*** Opening MATERIAL PROVIDED ***

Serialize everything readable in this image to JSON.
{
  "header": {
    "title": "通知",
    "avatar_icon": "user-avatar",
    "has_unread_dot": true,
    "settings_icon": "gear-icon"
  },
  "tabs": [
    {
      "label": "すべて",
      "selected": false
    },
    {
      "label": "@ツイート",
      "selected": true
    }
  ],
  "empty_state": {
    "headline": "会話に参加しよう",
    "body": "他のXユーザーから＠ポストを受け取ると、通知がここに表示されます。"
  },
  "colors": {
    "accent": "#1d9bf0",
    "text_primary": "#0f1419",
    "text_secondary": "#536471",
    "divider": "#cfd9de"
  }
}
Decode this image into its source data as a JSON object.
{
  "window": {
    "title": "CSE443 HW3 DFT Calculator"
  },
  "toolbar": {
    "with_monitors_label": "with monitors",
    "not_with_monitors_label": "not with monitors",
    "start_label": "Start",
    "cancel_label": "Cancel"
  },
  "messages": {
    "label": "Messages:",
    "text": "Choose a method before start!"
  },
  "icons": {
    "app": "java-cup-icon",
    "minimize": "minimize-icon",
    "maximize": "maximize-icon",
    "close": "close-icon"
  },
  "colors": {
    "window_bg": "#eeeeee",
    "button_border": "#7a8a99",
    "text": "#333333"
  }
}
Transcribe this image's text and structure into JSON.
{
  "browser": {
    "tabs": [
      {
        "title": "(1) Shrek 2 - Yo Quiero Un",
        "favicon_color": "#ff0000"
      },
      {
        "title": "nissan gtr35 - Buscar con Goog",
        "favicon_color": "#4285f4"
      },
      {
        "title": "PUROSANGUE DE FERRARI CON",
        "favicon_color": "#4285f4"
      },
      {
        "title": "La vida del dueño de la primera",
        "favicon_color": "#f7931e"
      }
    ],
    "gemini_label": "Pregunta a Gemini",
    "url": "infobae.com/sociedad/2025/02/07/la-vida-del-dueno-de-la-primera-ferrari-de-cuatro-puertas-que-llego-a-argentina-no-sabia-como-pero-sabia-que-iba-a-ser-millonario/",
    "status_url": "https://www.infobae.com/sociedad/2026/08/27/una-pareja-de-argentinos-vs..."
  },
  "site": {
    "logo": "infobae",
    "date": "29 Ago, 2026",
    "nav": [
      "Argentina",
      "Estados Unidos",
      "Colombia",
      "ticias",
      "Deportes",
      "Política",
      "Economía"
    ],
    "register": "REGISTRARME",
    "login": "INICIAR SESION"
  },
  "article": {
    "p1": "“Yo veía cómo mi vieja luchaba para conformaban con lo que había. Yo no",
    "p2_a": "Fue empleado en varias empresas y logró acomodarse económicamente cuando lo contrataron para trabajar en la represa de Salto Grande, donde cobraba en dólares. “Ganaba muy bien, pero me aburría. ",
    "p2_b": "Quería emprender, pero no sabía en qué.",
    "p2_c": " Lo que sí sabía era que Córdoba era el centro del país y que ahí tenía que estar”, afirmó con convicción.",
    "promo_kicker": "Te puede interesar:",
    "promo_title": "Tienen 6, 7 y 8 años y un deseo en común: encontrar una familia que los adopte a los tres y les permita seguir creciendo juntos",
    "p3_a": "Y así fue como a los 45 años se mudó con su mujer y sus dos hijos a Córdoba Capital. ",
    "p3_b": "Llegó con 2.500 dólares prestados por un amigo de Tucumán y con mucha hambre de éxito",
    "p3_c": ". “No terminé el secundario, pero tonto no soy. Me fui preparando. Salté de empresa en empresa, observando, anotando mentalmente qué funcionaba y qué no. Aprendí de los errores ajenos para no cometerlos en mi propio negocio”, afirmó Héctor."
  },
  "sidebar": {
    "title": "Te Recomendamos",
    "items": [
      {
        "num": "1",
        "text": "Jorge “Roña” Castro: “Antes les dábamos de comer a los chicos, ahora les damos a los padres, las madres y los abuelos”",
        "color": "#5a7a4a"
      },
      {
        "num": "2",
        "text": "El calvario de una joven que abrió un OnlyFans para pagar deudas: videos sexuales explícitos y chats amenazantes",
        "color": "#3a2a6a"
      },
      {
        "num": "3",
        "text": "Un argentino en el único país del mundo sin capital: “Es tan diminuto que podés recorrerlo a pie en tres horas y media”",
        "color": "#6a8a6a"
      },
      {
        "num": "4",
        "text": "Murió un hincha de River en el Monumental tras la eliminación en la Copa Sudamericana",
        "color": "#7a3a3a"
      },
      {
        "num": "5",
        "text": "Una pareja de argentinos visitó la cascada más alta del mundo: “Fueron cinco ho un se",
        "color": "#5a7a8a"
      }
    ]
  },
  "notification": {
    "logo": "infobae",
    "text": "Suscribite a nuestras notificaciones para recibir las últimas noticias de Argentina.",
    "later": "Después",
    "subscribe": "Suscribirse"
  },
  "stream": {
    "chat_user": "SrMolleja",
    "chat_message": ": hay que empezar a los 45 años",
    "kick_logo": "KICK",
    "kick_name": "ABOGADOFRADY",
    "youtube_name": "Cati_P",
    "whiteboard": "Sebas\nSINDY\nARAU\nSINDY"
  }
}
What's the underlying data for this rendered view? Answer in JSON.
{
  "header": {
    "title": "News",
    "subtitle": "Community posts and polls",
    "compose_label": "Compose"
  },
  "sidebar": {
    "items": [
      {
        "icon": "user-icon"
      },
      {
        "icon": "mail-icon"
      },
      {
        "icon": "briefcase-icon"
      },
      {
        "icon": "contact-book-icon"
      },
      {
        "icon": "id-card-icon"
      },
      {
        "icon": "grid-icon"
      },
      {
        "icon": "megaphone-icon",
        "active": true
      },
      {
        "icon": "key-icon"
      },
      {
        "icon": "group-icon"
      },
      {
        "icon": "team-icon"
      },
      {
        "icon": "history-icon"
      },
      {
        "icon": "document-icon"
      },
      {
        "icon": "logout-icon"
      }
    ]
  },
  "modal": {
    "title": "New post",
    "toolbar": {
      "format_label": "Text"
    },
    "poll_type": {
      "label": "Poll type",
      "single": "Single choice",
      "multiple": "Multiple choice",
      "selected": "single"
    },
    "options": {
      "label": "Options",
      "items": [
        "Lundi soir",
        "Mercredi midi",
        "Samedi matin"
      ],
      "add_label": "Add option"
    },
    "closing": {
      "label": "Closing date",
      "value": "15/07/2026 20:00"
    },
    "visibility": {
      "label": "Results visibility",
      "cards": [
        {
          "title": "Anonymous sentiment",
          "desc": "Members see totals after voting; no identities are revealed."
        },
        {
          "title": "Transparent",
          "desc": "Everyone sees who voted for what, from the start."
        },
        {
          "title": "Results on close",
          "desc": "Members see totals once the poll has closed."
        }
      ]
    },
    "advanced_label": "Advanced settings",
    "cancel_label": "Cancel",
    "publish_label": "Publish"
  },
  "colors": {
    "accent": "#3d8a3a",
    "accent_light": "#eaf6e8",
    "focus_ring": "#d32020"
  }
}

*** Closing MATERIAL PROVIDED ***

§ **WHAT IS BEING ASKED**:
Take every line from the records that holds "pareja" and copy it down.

§ **SOLVED PROBLEM**:
    "status_url": "https://www.infobae.com/sociedad/2026/08/27/una-pareja-de-argentinos-vs..."
        "text": "Una pareja de argentinos visitó la cascada más alta del mundo: “Fueron cinco ho un se",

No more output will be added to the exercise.